*Instructions to follow*
Say how many lines in the records contain the string "border", giving the number by itself.

◇ ◇ ◇ ◇ ◇ ◇ ◇

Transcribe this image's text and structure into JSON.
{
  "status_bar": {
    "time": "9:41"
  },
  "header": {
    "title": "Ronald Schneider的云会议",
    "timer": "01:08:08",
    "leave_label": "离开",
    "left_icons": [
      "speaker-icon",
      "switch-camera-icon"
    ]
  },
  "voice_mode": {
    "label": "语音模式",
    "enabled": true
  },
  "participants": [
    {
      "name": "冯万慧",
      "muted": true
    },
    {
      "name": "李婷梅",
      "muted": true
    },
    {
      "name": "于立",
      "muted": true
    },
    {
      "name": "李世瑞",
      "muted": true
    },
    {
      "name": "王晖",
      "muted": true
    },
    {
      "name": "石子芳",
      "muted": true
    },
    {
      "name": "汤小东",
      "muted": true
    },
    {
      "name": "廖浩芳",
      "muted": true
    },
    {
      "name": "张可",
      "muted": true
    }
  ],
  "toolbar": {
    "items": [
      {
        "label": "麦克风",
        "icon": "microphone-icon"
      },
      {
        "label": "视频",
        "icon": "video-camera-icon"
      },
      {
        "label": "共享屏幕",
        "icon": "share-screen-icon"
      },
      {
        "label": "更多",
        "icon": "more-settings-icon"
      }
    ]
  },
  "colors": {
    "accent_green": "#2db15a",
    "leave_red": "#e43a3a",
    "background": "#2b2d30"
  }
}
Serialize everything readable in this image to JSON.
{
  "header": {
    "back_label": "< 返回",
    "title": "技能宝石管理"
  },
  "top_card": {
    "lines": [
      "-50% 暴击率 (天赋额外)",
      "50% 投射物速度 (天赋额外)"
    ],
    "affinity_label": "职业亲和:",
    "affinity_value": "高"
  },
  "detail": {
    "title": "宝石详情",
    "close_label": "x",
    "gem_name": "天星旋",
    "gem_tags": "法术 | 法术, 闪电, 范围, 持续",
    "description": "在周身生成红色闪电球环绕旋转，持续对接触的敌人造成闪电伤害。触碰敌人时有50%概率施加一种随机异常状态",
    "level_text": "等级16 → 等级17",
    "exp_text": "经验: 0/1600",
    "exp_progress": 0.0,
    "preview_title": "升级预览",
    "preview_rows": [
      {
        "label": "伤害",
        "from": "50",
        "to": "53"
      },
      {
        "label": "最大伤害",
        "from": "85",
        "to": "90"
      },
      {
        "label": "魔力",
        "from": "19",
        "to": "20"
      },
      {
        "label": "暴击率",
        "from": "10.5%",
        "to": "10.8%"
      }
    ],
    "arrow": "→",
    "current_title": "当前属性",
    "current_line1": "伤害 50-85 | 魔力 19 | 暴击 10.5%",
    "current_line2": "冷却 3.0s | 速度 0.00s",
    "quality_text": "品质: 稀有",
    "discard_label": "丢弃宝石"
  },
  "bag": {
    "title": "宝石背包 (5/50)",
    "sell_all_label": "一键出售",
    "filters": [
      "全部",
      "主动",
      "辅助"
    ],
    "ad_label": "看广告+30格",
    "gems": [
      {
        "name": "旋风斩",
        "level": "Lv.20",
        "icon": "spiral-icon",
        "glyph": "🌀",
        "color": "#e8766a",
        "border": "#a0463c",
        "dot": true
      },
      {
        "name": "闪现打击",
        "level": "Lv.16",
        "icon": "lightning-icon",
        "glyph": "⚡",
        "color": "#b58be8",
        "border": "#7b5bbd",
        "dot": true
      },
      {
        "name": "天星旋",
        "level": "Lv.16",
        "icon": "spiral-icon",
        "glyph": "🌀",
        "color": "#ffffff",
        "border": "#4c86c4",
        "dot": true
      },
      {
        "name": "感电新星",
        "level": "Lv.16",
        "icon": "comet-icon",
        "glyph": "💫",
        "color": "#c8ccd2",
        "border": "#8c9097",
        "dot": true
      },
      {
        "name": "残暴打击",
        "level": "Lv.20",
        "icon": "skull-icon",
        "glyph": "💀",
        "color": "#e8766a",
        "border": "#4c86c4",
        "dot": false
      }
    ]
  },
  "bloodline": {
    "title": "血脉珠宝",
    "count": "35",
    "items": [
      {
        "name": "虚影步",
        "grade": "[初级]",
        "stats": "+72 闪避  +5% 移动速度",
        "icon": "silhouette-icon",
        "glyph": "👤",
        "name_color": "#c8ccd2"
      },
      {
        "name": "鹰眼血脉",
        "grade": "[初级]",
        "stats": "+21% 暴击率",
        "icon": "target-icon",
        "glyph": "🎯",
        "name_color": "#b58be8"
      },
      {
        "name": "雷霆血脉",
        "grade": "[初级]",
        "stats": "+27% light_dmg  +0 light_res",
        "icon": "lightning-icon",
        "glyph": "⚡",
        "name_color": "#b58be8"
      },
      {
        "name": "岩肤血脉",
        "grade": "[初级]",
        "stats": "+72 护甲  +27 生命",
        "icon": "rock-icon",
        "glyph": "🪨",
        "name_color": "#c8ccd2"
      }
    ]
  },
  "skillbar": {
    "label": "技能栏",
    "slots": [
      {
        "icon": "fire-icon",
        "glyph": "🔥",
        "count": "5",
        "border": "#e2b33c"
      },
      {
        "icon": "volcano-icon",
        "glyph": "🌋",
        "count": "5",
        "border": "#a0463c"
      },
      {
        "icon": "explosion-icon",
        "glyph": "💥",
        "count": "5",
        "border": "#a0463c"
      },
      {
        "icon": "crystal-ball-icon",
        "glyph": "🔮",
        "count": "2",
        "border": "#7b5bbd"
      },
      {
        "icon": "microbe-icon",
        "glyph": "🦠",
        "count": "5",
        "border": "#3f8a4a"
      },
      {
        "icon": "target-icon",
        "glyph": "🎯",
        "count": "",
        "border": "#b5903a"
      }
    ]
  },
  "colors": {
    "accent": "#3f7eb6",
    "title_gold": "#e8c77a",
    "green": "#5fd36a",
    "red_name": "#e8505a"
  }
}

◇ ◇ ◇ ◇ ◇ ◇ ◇

*Problem solution*
11